ACTION ITEM:
Copy all entries without alteration and skip the pictures they hold.

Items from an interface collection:
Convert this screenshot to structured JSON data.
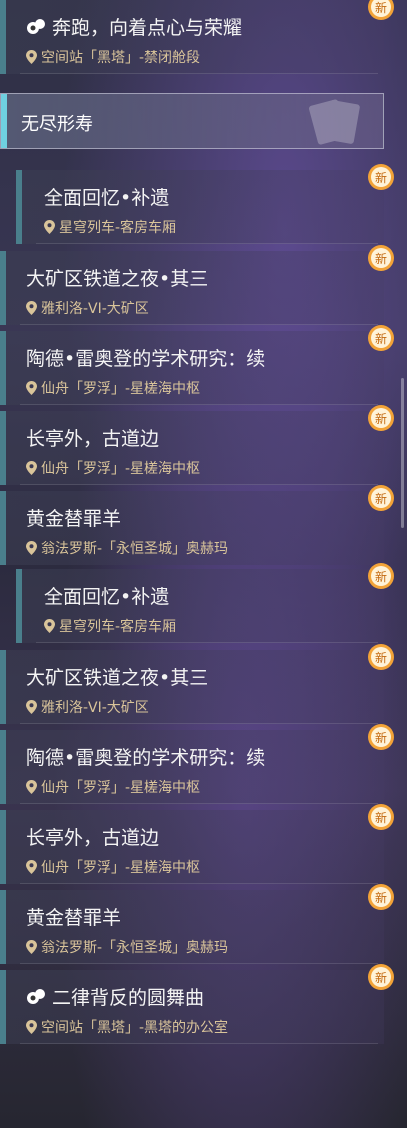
{
  "category": {
    "label": "无尽形寿"
  },
  "badge_text": "新",
  "items": [
    {
      "title": "奔跑，向着点心与荣耀",
      "location": "空间站「黑塔」-禁闭舱段",
      "has_quest_icon": true
    },
    {
      "title": "全面回忆•补遗",
      "location": "星穹列车-客房车厢"
    },
    {
      "title": "大矿区铁道之夜•其三",
      "location": "雅利洛-VI-大矿区"
    },
    {
      "title": "陶德•雷奥登的学术研究：续",
      "location": "仙舟「罗浮」-星槎海中枢"
    },
    {
      "title": "长亭外，古道边",
      "location": "仙舟「罗浮」-星槎海中枢"
    },
    {
      "title": "黄金替罪羊",
      "location": "翁法罗斯-「永恒圣城」奥赫玛"
    },
    {
      "title": "全面回忆•补遗",
      "location": "星穹列车-客房车厢"
    },
    {
      "title": "大矿区铁道之夜•其三",
      "location": "雅利洛-VI-大矿区"
    },
    {
      "title": "陶德•雷奥登的学术研究：续",
      "location": "仙舟「罗浮」-星槎海中枢"
    },
    {
      "title": "长亭外，古道边",
      "location": "仙舟「罗浮」-星槎海中枢"
    },
    {
      "title": "黄金替罪羊",
      "location": "翁法罗斯-「永恒圣城」奥赫玛"
    },
    {
      "title": "二律背反的圆舞曲",
      "location": "空间站「黑塔」-黑塔的办公室",
      "has_quest_icon": true
    }
  ]
}
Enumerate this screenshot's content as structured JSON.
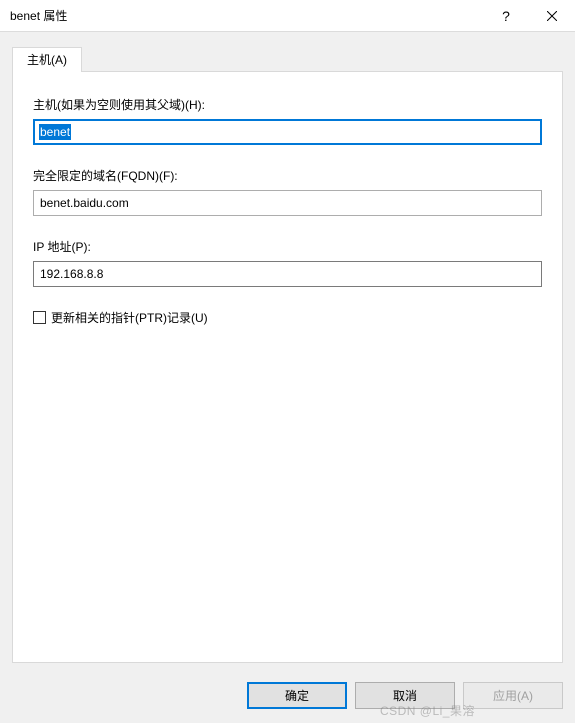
{
  "titlebar": {
    "title": "benet 属性",
    "help": "?",
    "close": "✕"
  },
  "tab": {
    "label": "主机(A)"
  },
  "form": {
    "host": {
      "label": "主机(如果为空则使用其父域)(H):",
      "value": "benet"
    },
    "fqdn": {
      "label": "完全限定的域名(FQDN)(F):",
      "value": "benet.baidu.com"
    },
    "ip": {
      "label": "IP 地址(P):",
      "value": "192.168.8.8"
    },
    "ptr": {
      "label": "更新相关的指针(PTR)记录(U)",
      "checked": false
    }
  },
  "buttons": {
    "ok": "确定",
    "cancel": "取消",
    "apply": "应用(A)"
  },
  "watermark": "CSDN @Li_果溶"
}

PROBLEM SOLUTION:
Convert this screenshot to structured JSON data.
{
  "category": {
    "label": "无尽形寿"
  },
  "badge_text": "新",
  "items": [
    {
      "title": "奔跑，向着点心与荣耀",
      "location": "空间站「黑塔」-禁闭舱段",
      "has_quest_icon": true
    },
    {
      "title": "全面回忆•补遗",
      "location": "星穹列车-客房车厢"
    },
    {
      "title": "大矿区铁道之夜•其三",
      "location": "雅利洛-VI-大矿区"
    },
    {
      "title": "陶德•雷奥登的学术研究：续",
      "location": "仙舟「罗浮」-星槎海中枢"
    },
    {
      "title": "长亭外，古道边",
      "location": "仙舟「罗浮」-星槎海中枢"
    },
    {
      "title": "黄金替罪羊",
      "location": "翁法罗斯-「永恒圣城」奥赫玛"
    },
    {
      "title": "全面回忆•补遗",
      "location": "星穹列车-客房车厢"
    },
    {
      "title": "大矿区铁道之夜•其三",
      "location": "雅利洛-VI-大矿区"
    },
    {
      "title": "陶德•雷奥登的学术研究：续",
      "location": "仙舟「罗浮」-星槎海中枢"
    },
    {
      "title": "长亭外，古道边",
      "location": "仙舟「罗浮」-星槎海中枢"
    },
    {
      "title": "黄金替罪羊",
      "location": "翁法罗斯-「永恒圣城」奥赫玛"
    },
    {
      "title": "二律背反的圆舞曲",
      "location": "空间站「黑塔」-黑塔的办公室",
      "has_quest_icon": true
    }
  ]
}
Enumerate this screenshot's content as structured JSON.
{
  "titlebar": {
    "title": "benet 属性",
    "help": "?",
    "close": "✕"
  },
  "tab": {
    "label": "主机(A)"
  },
  "form": {
    "host": {
      "label": "主机(如果为空则使用其父域)(H):",
      "value": "benet"
    },
    "fqdn": {
      "label": "完全限定的域名(FQDN)(F):",
      "value": "benet.baidu.com"
    },
    "ip": {
      "label": "IP 地址(P):",
      "value": "192.168.8.8"
    },
    "ptr": {
      "label": "更新相关的指针(PTR)记录(U)",
      "checked": false
    }
  },
  "buttons": {
    "ok": "确定",
    "cancel": "取消",
    "apply": "应用(A)"
  },
  "watermark": "CSDN @Li_果溶"
}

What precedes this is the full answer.